As has been the case in past novels, Hurwitz kicks off the story from another point-of-view and we’re introduced to an ‘unconventional’ businessman and his daughter. We learn Aragon is quite ruthless but weirdly generous and kind at the same time. And he’s devoted to his daughter Anjelina. I very much liked the fact Hurwitz has Aragon ponder the wrongs he’s committed in his life and worry about repercussions for his daughter. Not just because of enemies but because he realises he doesn’t deserve all of the blessings that have in fact been bestowed on him.
Hurwitz opens here with the kidnapping but then pauses to check-in on Evan, who we left at the end of book 6 in an exploding apartment. And Hurwitz offers a very Mission Impossible / James Bond type slo-mo scene in which he gets himself out of yet another perilous situation with only a few broken bones and injuries.
Evan also picks up where he left off with love interest (and neighbour) Mia and her son Peter and with the very delightful teenage Orphan program (black ops) drop-out, teenage genius and hacker Joey.
Evan’s pulled into Anjelica’s case even though he doesn’t agree with her father’s line of business. He sees her as an innocent however, so worthy of the Nowhere Man’s assistance.
Things get complicated as Evan (and Joey) look into Aragon’s business dealings as well as the cartel responsible for kidnapping Anjelica and work out a plan to get her back.
As usual Hurwitz includes an incredible amount of detail about everything. Action junkies or those interested in weaponry and combat will again salivate over the amount of specifics here. Hurwitz also includes innovative ways the baddies are smuggling drugs or making money via synthetic drugs as well as introducing electronic spyware and intricate hacking tools and the like.
As I’ve mentioned before, I tend to gloss over (skim) specifics but can still appreciate the nerdy level of detail others love.
In the background (to balance out the fast-paced action) Evan’s continuing to grapple with his increasing humanity. His extreme OCD and need for privacy offers challenges in his relationship with Joey as well as Mia and Peter.

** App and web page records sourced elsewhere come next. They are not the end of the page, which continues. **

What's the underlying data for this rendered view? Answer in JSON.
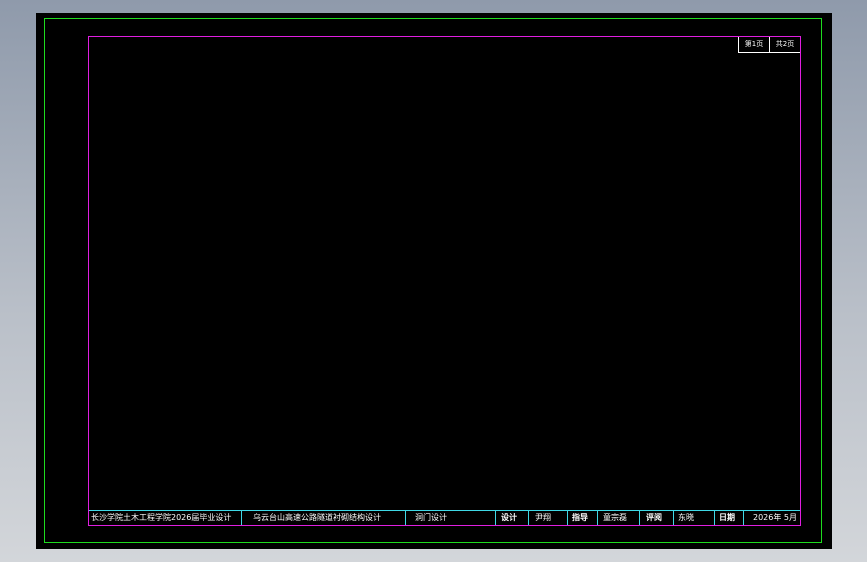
{
  "sheet_number": {
    "current": "第1页",
    "total": "共2页"
  },
  "title_block": {
    "school": "长沙学院土木工程学院2026届毕业设计",
    "project": "乌云台山高速公路隧道衬砌结构设计",
    "drawing": "洞门设计",
    "design_label": "设计",
    "designer": "尹翔",
    "advisor_label": "指导",
    "advisor": "童宗磊",
    "review_label": "评阅",
    "reviewer": "东晓",
    "date_label": "日期",
    "date": "2026年 5月"
  },
  "colors": {
    "background": "#000000",
    "outer_frame": "#1edc1e",
    "inner_frame": "#e01ee0",
    "title_lines": "#3fd9e6",
    "text": "#ffffff"
  }
}
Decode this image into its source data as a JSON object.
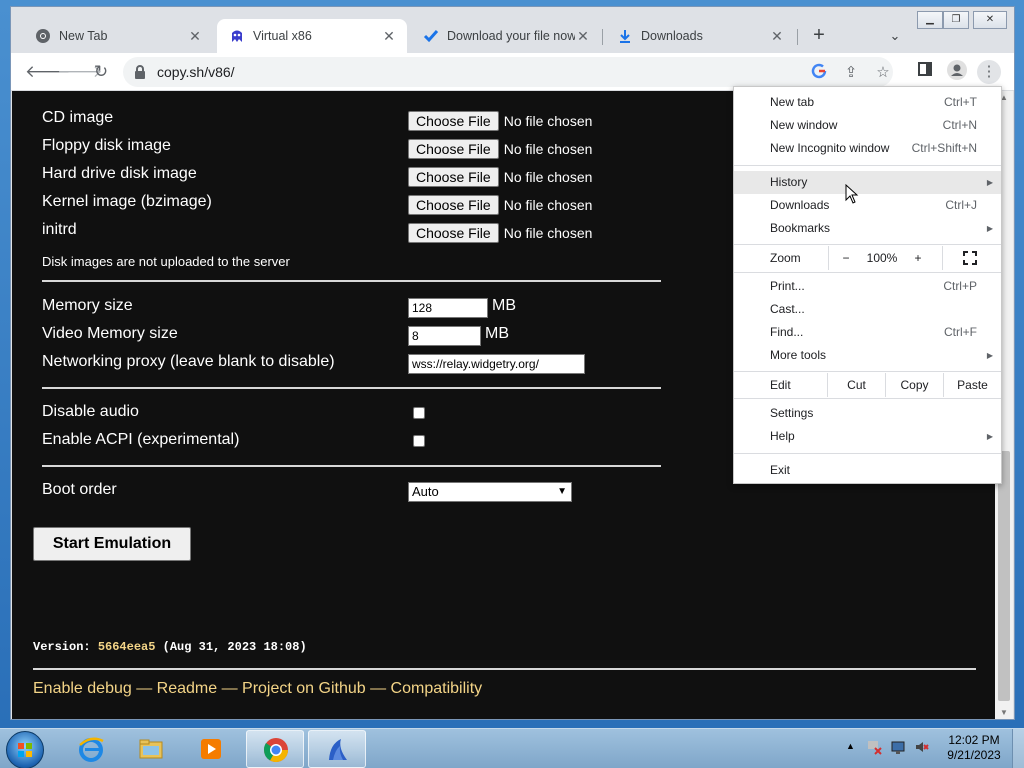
{
  "browser": {
    "tabs": [
      {
        "title": "New Tab",
        "icon": "chrome-icon"
      },
      {
        "title": "Virtual x86",
        "icon": "v86-icon",
        "active": true
      },
      {
        "title": "Download your file now",
        "icon": "check-icon"
      },
      {
        "title": "Downloads",
        "icon": "download-icon"
      }
    ],
    "url": "copy.sh/v86/"
  },
  "form": {
    "file_rows": [
      {
        "label": "CD image",
        "button": "Choose File",
        "status": "No file chosen"
      },
      {
        "label": "Floppy disk image",
        "button": "Choose File",
        "status": "No file chosen"
      },
      {
        "label": "Hard drive disk image",
        "button": "Choose File",
        "status": "No file chosen"
      },
      {
        "label": "Kernel image (bzimage)",
        "button": "Choose File",
        "status": "No file chosen"
      },
      {
        "label": "initrd",
        "button": "Choose File",
        "status": "No file chosen"
      }
    ],
    "disk_note": "Disk images are not uploaded to the server",
    "memory_label": "Memory size",
    "memory_value": "128",
    "memory_unit": "MB",
    "vmem_label": "Video Memory size",
    "vmem_value": "8",
    "vmem_unit": "MB",
    "proxy_label": "Networking proxy (leave blank to disable)",
    "proxy_value": "wss://relay.widgetry.org/",
    "audio_label": "Disable audio",
    "acpi_label": "Enable ACPI (experimental)",
    "boot_label": "Boot order",
    "boot_value": "Auto",
    "start_label": "Start Emulation"
  },
  "footer": {
    "version_prefix": "Version: ",
    "version_hash": "5664eea5",
    "version_date": " (Aug 31, 2023 18:08)",
    "links": [
      "Enable debug",
      "Readme",
      "Project on Github",
      "Compatibility"
    ],
    "separator": " — "
  },
  "menu": {
    "items": [
      {
        "label": "New tab",
        "shortcut": "Ctrl+T"
      },
      {
        "label": "New window",
        "shortcut": "Ctrl+N"
      },
      {
        "label": "New Incognito window",
        "shortcut": "Ctrl+Shift+N"
      },
      {
        "label": "History",
        "shortcut": ""
      },
      {
        "label": "Downloads",
        "shortcut": "Ctrl+J"
      },
      {
        "label": "Bookmarks",
        "shortcut": ""
      },
      {
        "label": "Print...",
        "shortcut": "Ctrl+P"
      },
      {
        "label": "Cast...",
        "shortcut": ""
      },
      {
        "label": "Find...",
        "shortcut": "Ctrl+F"
      },
      {
        "label": "More tools",
        "shortcut": ""
      },
      {
        "label": "Settings",
        "shortcut": ""
      },
      {
        "label": "Help",
        "shortcut": ""
      },
      {
        "label": "Exit",
        "shortcut": ""
      }
    ],
    "zoom_label": "Zoom",
    "zoom_minus": "−",
    "zoom_value": "100%",
    "zoom_plus": "+",
    "edit_label": "Edit",
    "edit_cut": "Cut",
    "edit_copy": "Copy",
    "edit_paste": "Paste"
  },
  "taskbar": {
    "clock_time": "12:02 PM",
    "clock_date": "9/21/2023",
    "apps": [
      "internet-explorer-icon",
      "file-explorer-icon",
      "media-player-icon",
      "chrome-icon",
      "shark-app-icon"
    ]
  },
  "colors": {
    "page_bg": "#101010",
    "link": "#f3d487",
    "accent": "#1a73e8"
  }
}
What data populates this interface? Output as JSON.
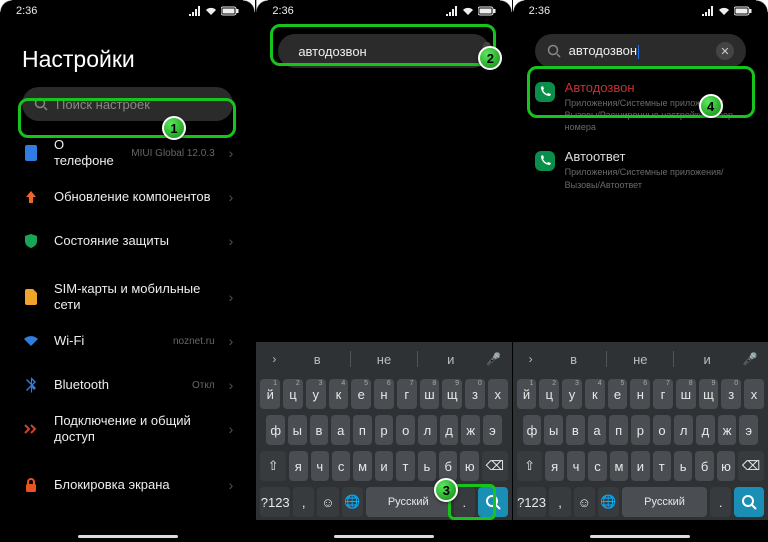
{
  "status": {
    "time": "2:36"
  },
  "screen1": {
    "title": "Настройки",
    "search_placeholder": "Поиск настроек",
    "rows": [
      {
        "label": "О телефоне",
        "sub": "MIUI Global 12.0.3",
        "icon": "phone-info",
        "color": "#2f7de1"
      },
      {
        "label": "Обновление компонентов",
        "icon": "arrow-up",
        "color": "#f0662a"
      },
      {
        "label": "Состояние защиты",
        "icon": "shield",
        "color": "#18a558"
      },
      {
        "label": "SIM-карты и мобильные сети",
        "icon": "sim",
        "color": "#f0a52a"
      },
      {
        "label": "Wi-Fi",
        "sub": "noznet.ru",
        "icon": "wifi",
        "color": "#2f7de1"
      },
      {
        "label": "Bluetooth",
        "sub": "Откл",
        "icon": "bluetooth",
        "color": "#2f7de1"
      },
      {
        "label": "Подключение и общий доступ",
        "icon": "share",
        "color": "#d1402a"
      },
      {
        "label": "Блокировка экрана",
        "icon": "lock",
        "color": "#e8531f"
      }
    ]
  },
  "screen2": {
    "search_value": "автодозвон",
    "keyboard": {
      "suggestions": [
        "в",
        "не",
        "и"
      ],
      "row1": [
        "й",
        "ц",
        "у",
        "к",
        "е",
        "н",
        "г",
        "ш",
        "щ",
        "з",
        "х"
      ],
      "row1nums": [
        "1",
        "2",
        "3",
        "4",
        "5",
        "6",
        "7",
        "8",
        "9",
        "0",
        ""
      ],
      "row2": [
        "ф",
        "ы",
        "в",
        "а",
        "п",
        "р",
        "о",
        "л",
        "д",
        "ж",
        "э"
      ],
      "row3_shift": "⇧",
      "row3": [
        "я",
        "ч",
        "с",
        "м",
        "и",
        "т",
        "ь",
        "б",
        "ю"
      ],
      "row3_back": "⌫",
      "row4_sym": "?123",
      "row4_comma": ",",
      "row4_emoji": "☺",
      "row4_globe": "🌐",
      "row4_space": "Русский",
      "row4_dot": "."
    }
  },
  "screen3": {
    "search_value": "автодозвон",
    "results": [
      {
        "title": "Автодозвон",
        "red": true,
        "path": "Приложения/Системные приложения/Вызовы/Расширенные настройки/Набор номера"
      },
      {
        "title": "Автоответ",
        "red": false,
        "path": "Приложения/Системные приложения/Вызовы/Автоответ"
      }
    ]
  },
  "annotations": {
    "n1": "1",
    "n2": "2",
    "n3": "3",
    "n4": "4"
  }
}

I very much loved this Orphan X outing. Naturally things end with some uncertainty which sadly means another (entire) year’s wait to see what happens next.
Dark Horse by Gregg Hurwitz will be published by Penguin (Michael Joseph) in February 2022.

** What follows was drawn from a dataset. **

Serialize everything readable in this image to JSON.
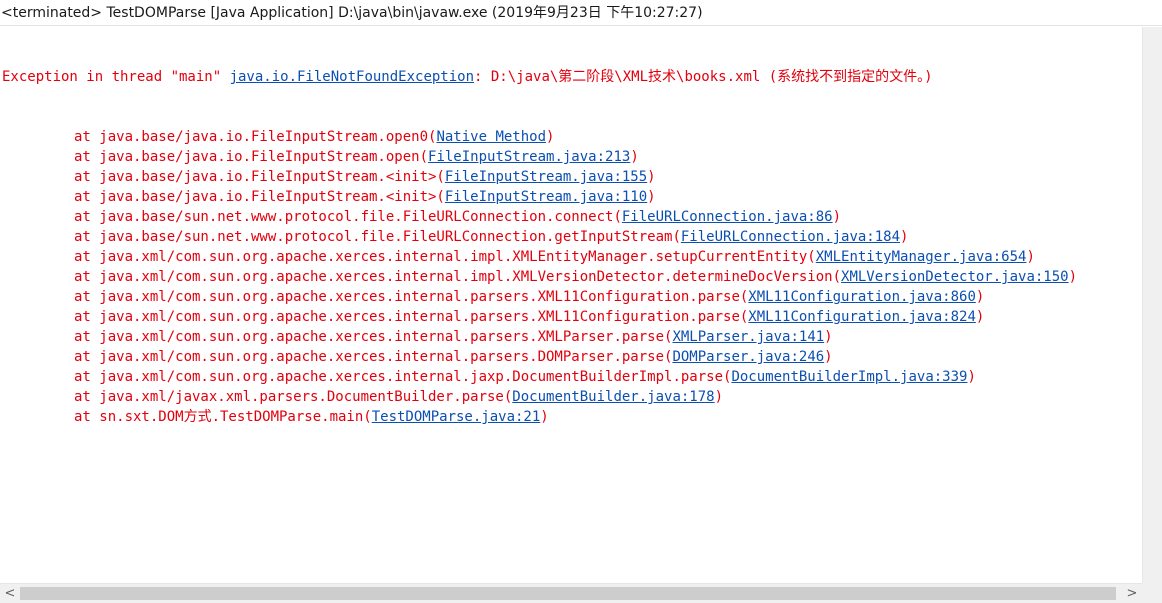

I received an electronic copy of this book from the publisher for review purposes.